I get a huge amount of e-mails about all sorts of crap, from public school open days to independent financial advisors. Most of them I just delete straight away. The following, however, was so indescribably bad and so utterly off topic I was moved to send it in. I nodded off at ‘Great…’, but managed to rouse myself enough to count two awful clichés in the first paragraph alone. I have no idea what the rest of it says, I didn’t bother reading the majority of his 700+ word introductory e-mail asking me if I wanted to see his feature – which is no doubt as ‘unique’, ‘revolutionary’ and ‘innovative’ as this god-awful email...
Sent: 02 June 2008 16:23
To: **** *******
Subject: Re: Music Industry All A Big Joke?

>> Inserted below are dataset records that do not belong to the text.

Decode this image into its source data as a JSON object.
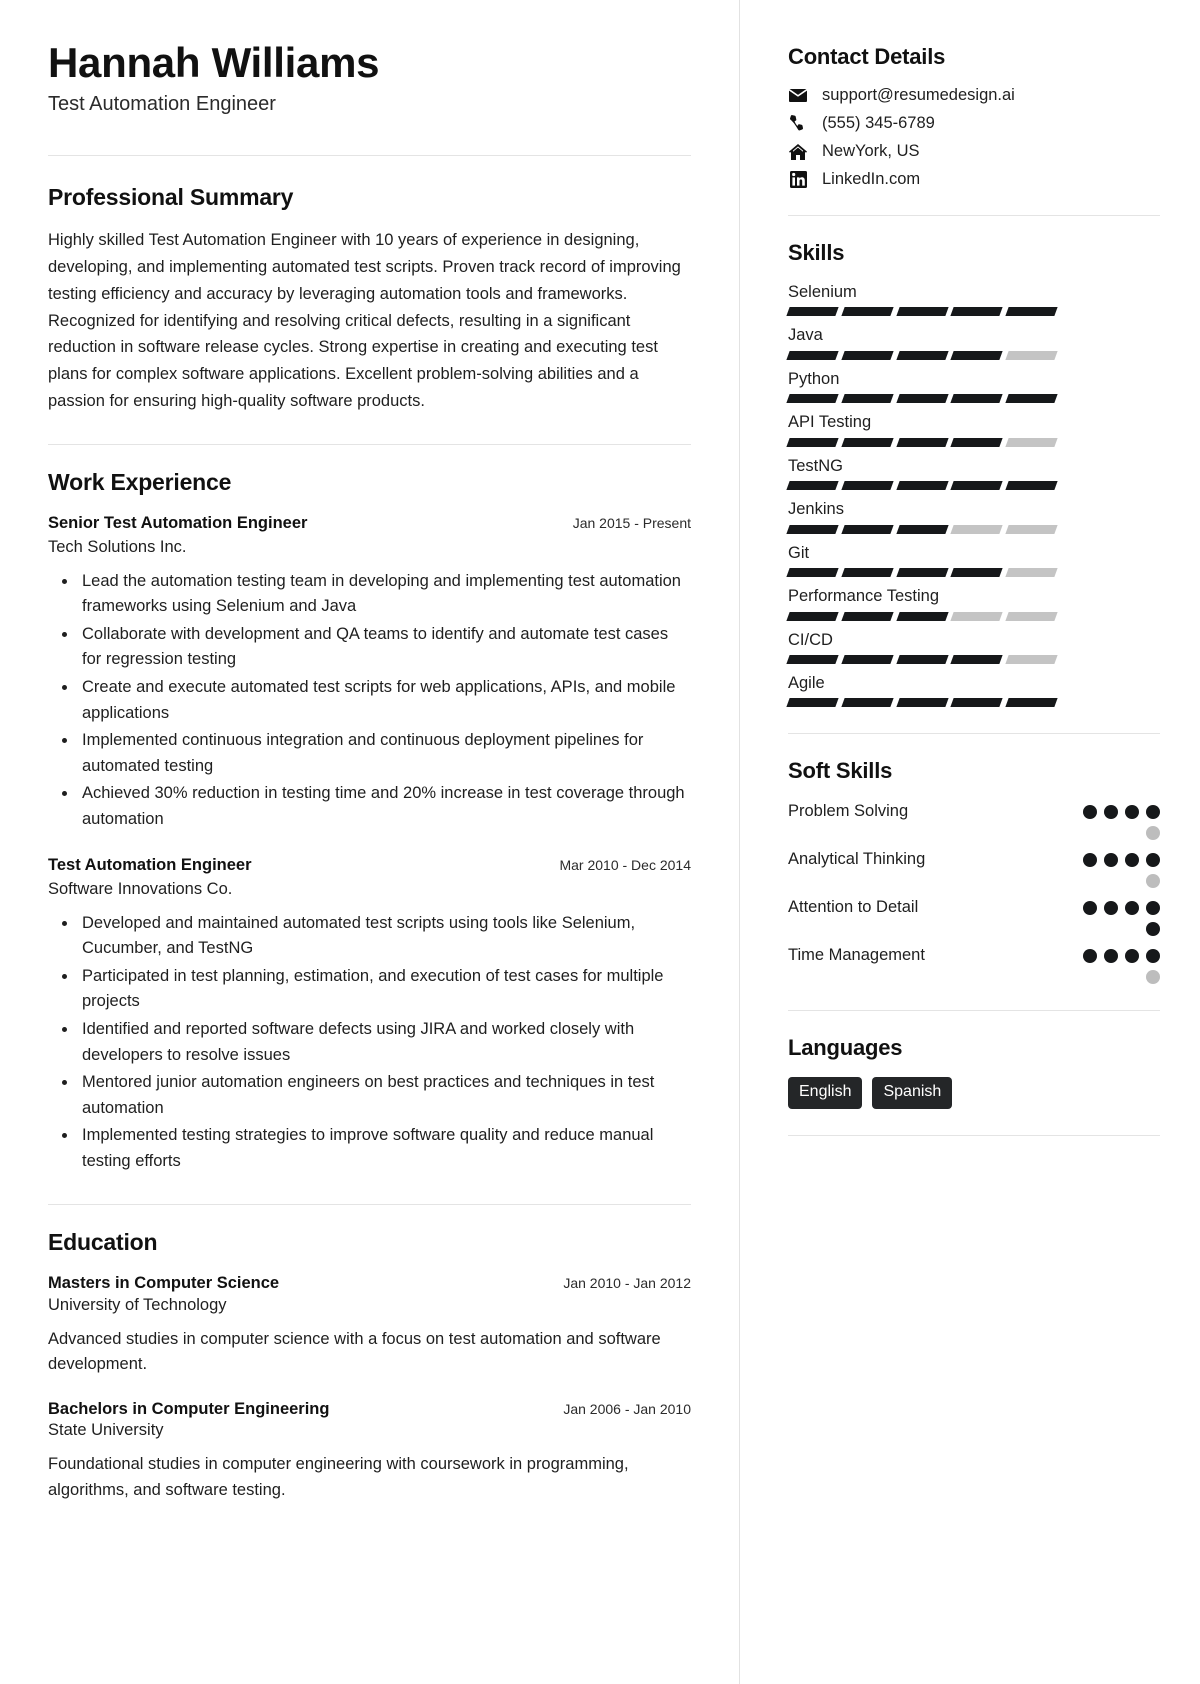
{
  "header": {
    "name": "Hannah Williams",
    "job_title": "Test Automation Engineer"
  },
  "summary": {
    "heading": "Professional Summary",
    "text": "Highly skilled Test Automation Engineer with 10 years of experience in designing, developing, and implementing automated test scripts. Proven track record of improving testing efficiency and accuracy by leveraging automation tools and frameworks. Recognized for identifying and resolving critical defects, resulting in a significant reduction in software release cycles. Strong expertise in creating and executing test plans for complex software applications. Excellent problem-solving abilities and a passion for ensuring high-quality software products."
  },
  "work": {
    "heading": "Work Experience",
    "jobs": [
      {
        "role": "Senior Test Automation Engineer",
        "date": "Jan 2015 - Present",
        "company": "Tech Solutions Inc.",
        "bullets": [
          "Lead the automation testing team in developing and implementing test automation frameworks using Selenium and Java",
          "Collaborate with development and QA teams to identify and automate test cases for regression testing",
          "Create and execute automated test scripts for web applications, APIs, and mobile applications",
          "Implemented continuous integration and continuous deployment pipelines for automated testing",
          "Achieved 30% reduction in testing time and 20% increase in test coverage through automation"
        ]
      },
      {
        "role": "Test Automation Engineer",
        "date": "Mar 2010 - Dec 2014",
        "company": "Software Innovations Co.",
        "bullets": [
          "Developed and maintained automated test scripts using tools like Selenium, Cucumber, and TestNG",
          "Participated in test planning, estimation, and execution of test cases for multiple projects",
          "Identified and reported software defects using JIRA and worked closely with developers to resolve issues",
          "Mentored junior automation engineers on best practices and techniques in test automation",
          "Implemented testing strategies to improve software quality and reduce manual testing efforts"
        ]
      }
    ]
  },
  "education": {
    "heading": "Education",
    "entries": [
      {
        "degree": "Masters in Computer Science",
        "date": "Jan 2010 - Jan 2012",
        "school": "University of Technology",
        "description": "Advanced studies in computer science with a focus on test automation and software development."
      },
      {
        "degree": "Bachelors in Computer Engineering",
        "date": "Jan 2006 - Jan 2010",
        "school": "State University",
        "description": "Foundational studies in computer engineering with coursework in programming, algorithms, and software testing."
      }
    ]
  },
  "contact": {
    "heading": "Contact Details",
    "items": [
      {
        "icon": "envelope-icon",
        "value": "support@resumedesign.ai"
      },
      {
        "icon": "phone-icon",
        "value": "(555) 345-6789"
      },
      {
        "icon": "home-icon",
        "value": "NewYork, US"
      },
      {
        "icon": "linkedin-icon",
        "value": "LinkedIn.com"
      }
    ]
  },
  "skills": {
    "heading": "Skills",
    "max_level": 5,
    "items": [
      {
        "name": "Selenium",
        "level": 5
      },
      {
        "name": "Java",
        "level": 4
      },
      {
        "name": "Python",
        "level": 5
      },
      {
        "name": "API Testing",
        "level": 4
      },
      {
        "name": "TestNG",
        "level": 5
      },
      {
        "name": "Jenkins",
        "level": 3
      },
      {
        "name": "Git",
        "level": 4
      },
      {
        "name": "Performance Testing",
        "level": 3
      },
      {
        "name": "CI/CD",
        "level": 4
      },
      {
        "name": "Agile",
        "level": 5
      }
    ]
  },
  "soft_skills": {
    "heading": "Soft Skills",
    "max_level": 5,
    "items": [
      {
        "name": "Problem Solving",
        "level": 4
      },
      {
        "name": "Analytical Thinking",
        "level": 4
      },
      {
        "name": "Attention to Detail",
        "level": 5
      },
      {
        "name": "Time Management",
        "level": 4
      }
    ]
  },
  "languages": {
    "heading": "Languages",
    "items": [
      "English",
      "Spanish"
    ]
  },
  "colors": {
    "filled": "#16181a",
    "empty": "#c4c4c4",
    "chip_bg": "#242628",
    "divider": "#e4e4e4"
  }
}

Great story for you about how though the current state of the music industry may be no joke, but one of Britain's biggest comedy brands are convinced their fresh approach to marketing music will mean they have the last laugh.
New music company DELETED is the latest branch of the DELETED comedy empire. Founded by then drama teacher DELETED in 1983, DELETED has grown to become a British comedy institution with a chain of sixteen comedy clubs throughout the UK and corporate, theatre and television divisions.
The same ethos that has made the company so phenomenally successful in comedy is now being applied to music and the forthcoming album 'DELETED', by hotly tipped new act DELETED, will be the first release by the new label. Out of nowhere their tune 'DELETED' has been B listed for Radio 2 and it looks like being the soulful soundtrack to the summer.
DELETED is the brainchild of talented new singer-songwriter, multi-instrumentalist, producer, DJ, designer and animator DELETED as well as being a great musician, DELETED were determined to find a modern '360 degree artist' who would not in any way rest on their laurels in the pursuit of chart success. For starters DELETED was discovered after playing with DELETED from The DELETED.
Central to the company's music marketing strategy for DELETED, just as it is with comedy performers, is an emphasis on live performance and the company's experience and contacts in this field have proven invaluable. Ahead of the release of 'DELETED,' DELETED have toured extensively with a street team accompanying them on every date of the tour and plastic models, badges, USB wrist bands with info about the band have been distributed to fans as a way of helping to capture data from audiences who attend the gigs.
In an effort to capture the attention of key media figures, a limited number of VIP packs have also been produced. In line with the DELETED brand's sense of fun, this has taken the form of gun-shaped boxes including CD sample, biog and a jack in a box that has been creating a real buzz.
But the fresh approach doesn't end there and OH CHRIST ALRIGHT - WE'VE SUFFERED ENOUGH!
Anyway, I thought this story might make a really interesting feature and I can arrange exclusive interviews with everyone behind the project such as former business woman of the year DELETED, great new band DELETED and everyone behind DELETED.
I'd love to see a feature on this and think there's a lot to say. What are your thoughts?
All the best,
Tuesday, 3 June 2008
Wildly Off Target
If PR is about anything - and, increasingly, it seems unsure what it is about - then, surely, it's about tailoring your information, it's about finding the people who care about the stuff you're trying to punt and developing some sort of relationship with them. Because, otherwise, it's just annoying, pointless, time-wasting spam, isn't it? The following email was received by a reader who writes for a publication about the nuclear industry – "the magazine has ‘Nuclear’ in the title so it’s not hard to work out what it’s about," they explain. So why would anyone send them this tired load of horseshit? Or as our reader has it: